DATA PROVIDED section start

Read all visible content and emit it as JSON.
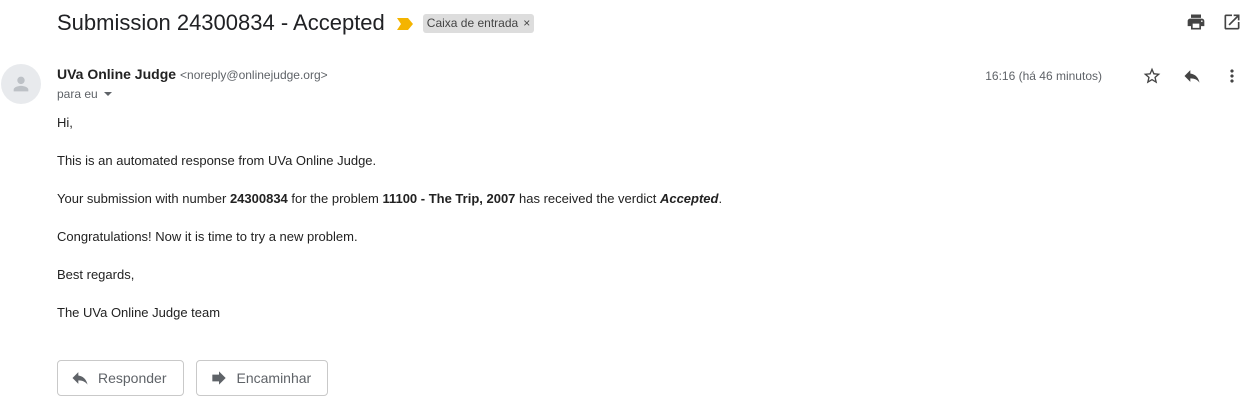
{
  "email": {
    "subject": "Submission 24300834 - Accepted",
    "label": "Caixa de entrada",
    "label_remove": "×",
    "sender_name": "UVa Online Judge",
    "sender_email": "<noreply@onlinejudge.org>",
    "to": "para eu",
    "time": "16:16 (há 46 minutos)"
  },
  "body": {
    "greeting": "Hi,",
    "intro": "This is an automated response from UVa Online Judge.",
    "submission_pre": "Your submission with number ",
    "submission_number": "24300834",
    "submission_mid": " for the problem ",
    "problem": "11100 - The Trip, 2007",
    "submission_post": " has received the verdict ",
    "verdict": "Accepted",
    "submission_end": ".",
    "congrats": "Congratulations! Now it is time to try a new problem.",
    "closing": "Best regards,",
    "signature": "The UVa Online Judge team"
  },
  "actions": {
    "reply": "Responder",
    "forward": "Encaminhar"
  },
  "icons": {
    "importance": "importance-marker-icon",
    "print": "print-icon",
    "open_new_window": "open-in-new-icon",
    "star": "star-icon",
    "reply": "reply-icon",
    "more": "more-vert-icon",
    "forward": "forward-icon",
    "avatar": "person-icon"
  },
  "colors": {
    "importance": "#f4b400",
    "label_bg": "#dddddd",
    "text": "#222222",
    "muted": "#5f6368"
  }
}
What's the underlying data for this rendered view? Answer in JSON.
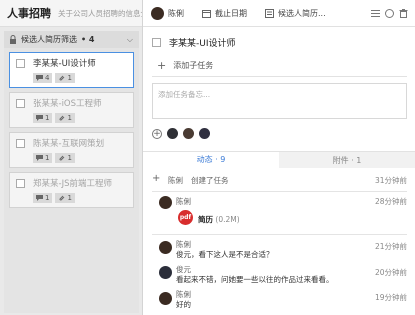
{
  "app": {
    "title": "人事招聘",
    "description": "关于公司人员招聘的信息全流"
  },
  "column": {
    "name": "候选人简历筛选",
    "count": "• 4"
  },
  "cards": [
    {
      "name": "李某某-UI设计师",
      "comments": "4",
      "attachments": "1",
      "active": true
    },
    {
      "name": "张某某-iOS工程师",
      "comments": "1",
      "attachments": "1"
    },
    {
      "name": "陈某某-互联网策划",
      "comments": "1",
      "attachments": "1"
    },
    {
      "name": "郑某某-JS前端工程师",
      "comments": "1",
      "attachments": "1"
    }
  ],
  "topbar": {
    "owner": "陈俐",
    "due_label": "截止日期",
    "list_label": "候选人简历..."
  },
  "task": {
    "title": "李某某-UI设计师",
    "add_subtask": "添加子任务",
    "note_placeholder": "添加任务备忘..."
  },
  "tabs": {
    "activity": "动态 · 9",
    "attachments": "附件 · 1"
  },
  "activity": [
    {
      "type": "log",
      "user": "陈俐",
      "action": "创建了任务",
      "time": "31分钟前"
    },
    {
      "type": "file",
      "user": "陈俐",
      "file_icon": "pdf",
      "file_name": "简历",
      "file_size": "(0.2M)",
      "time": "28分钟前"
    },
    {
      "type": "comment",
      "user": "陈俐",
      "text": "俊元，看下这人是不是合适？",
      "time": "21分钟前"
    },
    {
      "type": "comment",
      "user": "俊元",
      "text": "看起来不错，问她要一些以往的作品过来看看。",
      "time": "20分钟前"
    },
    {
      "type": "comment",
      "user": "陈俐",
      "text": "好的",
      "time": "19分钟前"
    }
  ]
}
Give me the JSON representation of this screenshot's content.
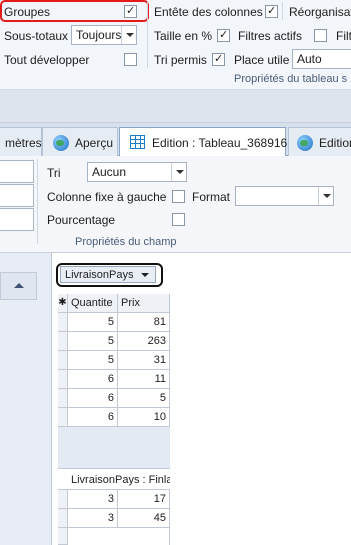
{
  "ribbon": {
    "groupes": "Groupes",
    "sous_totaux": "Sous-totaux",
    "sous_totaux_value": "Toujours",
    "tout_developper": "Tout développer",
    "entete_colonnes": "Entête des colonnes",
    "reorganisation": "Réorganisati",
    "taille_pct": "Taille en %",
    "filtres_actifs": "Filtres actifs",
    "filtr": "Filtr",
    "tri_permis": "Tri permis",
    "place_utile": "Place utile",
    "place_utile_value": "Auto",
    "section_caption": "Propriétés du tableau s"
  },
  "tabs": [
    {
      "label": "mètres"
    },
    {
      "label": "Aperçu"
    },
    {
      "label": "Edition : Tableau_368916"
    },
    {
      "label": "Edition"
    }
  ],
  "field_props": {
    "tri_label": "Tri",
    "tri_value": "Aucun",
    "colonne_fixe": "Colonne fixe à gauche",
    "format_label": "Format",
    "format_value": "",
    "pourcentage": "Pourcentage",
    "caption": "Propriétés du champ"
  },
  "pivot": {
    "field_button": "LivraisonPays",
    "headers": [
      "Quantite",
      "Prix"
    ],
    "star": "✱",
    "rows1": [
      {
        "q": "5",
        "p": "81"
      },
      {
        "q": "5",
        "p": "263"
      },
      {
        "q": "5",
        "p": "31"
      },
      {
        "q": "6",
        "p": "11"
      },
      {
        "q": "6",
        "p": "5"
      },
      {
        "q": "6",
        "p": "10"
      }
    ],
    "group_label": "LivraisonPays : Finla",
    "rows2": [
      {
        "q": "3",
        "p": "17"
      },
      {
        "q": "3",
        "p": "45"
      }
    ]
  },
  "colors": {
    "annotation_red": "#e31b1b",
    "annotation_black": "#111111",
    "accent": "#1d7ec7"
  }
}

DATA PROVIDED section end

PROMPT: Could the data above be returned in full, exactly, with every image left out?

REPLY:
Read all visible content and emit it as JSON.
{
  "email": {
    "subject": "Submission 24300834 - Accepted",
    "label": "Caixa de entrada",
    "label_remove": "×",
    "sender_name": "UVa Online Judge",
    "sender_email": "<noreply@onlinejudge.org>",
    "to": "para eu",
    "time": "16:16 (há 46 minutos)"
  },
  "body": {
    "greeting": "Hi,",
    "intro": "This is an automated response from UVa Online Judge.",
    "submission_pre": "Your submission with number ",
    "submission_number": "24300834",
    "submission_mid": " for the problem ",
    "problem": "11100 - The Trip, 2007",
    "submission_post": " has received the verdict ",
    "verdict": "Accepted",
    "submission_end": ".",
    "congrats": "Congratulations! Now it is time to try a new problem.",
    "closing": "Best regards,",
    "signature": "The UVa Online Judge team"
  },
  "actions": {
    "reply": "Responder",
    "forward": "Encaminhar"
  },
  "icons": {
    "importance": "importance-marker-icon",
    "print": "print-icon",
    "open_new_window": "open-in-new-icon",
    "star": "star-icon",
    "reply": "reply-icon",
    "more": "more-vert-icon",
    "forward": "forward-icon",
    "avatar": "person-icon"
  },
  "colors": {
    "importance": "#f4b400",
    "label_bg": "#dddddd",
    "text": "#222222",
    "muted": "#5f6368"
  }
}
What's the underlying data for this rendered view? Answer in JSON.
{
  "app": {
    "title": "人事招聘",
    "description": "关于公司人员招聘的信息全流"
  },
  "column": {
    "name": "候选人简历筛选",
    "count": "• 4"
  },
  "cards": [
    {
      "name": "李某某-UI设计师",
      "comments": "4",
      "attachments": "1",
      "active": true
    },
    {
      "name": "张某某-iOS工程师",
      "comments": "1",
      "attachments": "1"
    },
    {
      "name": "陈某某-互联网策划",
      "comments": "1",
      "attachments": "1"
    },
    {
      "name": "郑某某-JS前端工程师",
      "comments": "1",
      "attachments": "1"
    }
  ],
  "topbar": {
    "owner": "陈俐",
    "due_label": "截止日期",
    "list_label": "候选人简历..."
  },
  "task": {
    "title": "李某某-UI设计师",
    "add_subtask": "添加子任务",
    "note_placeholder": "添加任务备忘..."
  },
  "tabs": {
    "activity": "动态 · 9",
    "attachments": "附件 · 1"
  },
  "activity": [
    {
      "type": "log",
      "user": "陈俐",
      "action": "创建了任务",
      "time": "31分钟前"
    },
    {
      "type": "file",
      "user": "陈俐",
      "file_icon": "pdf",
      "file_name": "简历",
      "file_size": "(0.2M)",
      "time": "28分钟前"
    },
    {
      "type": "comment",
      "user": "陈俐",
      "text": "俊元，看下这人是不是合适？",
      "time": "21分钟前"
    },
    {
      "type": "comment",
      "user": "俊元",
      "text": "看起来不错，问她要一些以往的作品过来看看。",
      "time": "20分钟前"
    },
    {
      "type": "comment",
      "user": "陈俐",
      "text": "好的",
      "time": "19分钟前"
    }
  ]
}
Give me the JSON representation of this screenshot's content.
{
  "ribbon": {
    "groupes": "Groupes",
    "sous_totaux": "Sous-totaux",
    "sous_totaux_value": "Toujours",
    "tout_developper": "Tout développer",
    "entete_colonnes": "Entête des colonnes",
    "reorganisation": "Réorganisati",
    "taille_pct": "Taille en %",
    "filtres_actifs": "Filtres actifs",
    "filtr": "Filtr",
    "tri_permis": "Tri permis",
    "place_utile": "Place utile",
    "place_utile_value": "Auto",
    "section_caption": "Propriétés du tableau s"
  },
  "tabs": [
    {
      "label": "mètres"
    },
    {
      "label": "Aperçu"
    },
    {
      "label": "Edition : Tableau_368916"
    },
    {
      "label": "Edition"
    }
  ],
  "field_props": {
    "tri_label": "Tri",
    "tri_value": "Aucun",
    "colonne_fixe": "Colonne fixe à gauche",
    "format_label": "Format",
    "format_value": "",
    "pourcentage": "Pourcentage",
    "caption": "Propriétés du champ"
  },
  "pivot": {
    "field_button": "LivraisonPays",
    "headers": [
      "Quantite",
      "Prix"
    ],
    "star": "✱",
    "rows1": [
      {
        "q": "5",
        "p": "81"
      },
      {
        "q": "5",
        "p": "263"
      },
      {
        "q": "5",
        "p": "31"
      },
      {
        "q": "6",
        "p": "11"
      },
      {
        "q": "6",
        "p": "5"
      },
      {
        "q": "6",
        "p": "10"
      }
    ],
    "group_label": "LivraisonPays : Finla",
    "rows2": [
      {
        "q": "3",
        "p": "17"
      },
      {
        "q": "3",
        "p": "45"
      }
    ]
  },
  "colors": {
    "annotation_red": "#e31b1b",
    "annotation_black": "#111111",
    "accent": "#1d7ec7"
  }
}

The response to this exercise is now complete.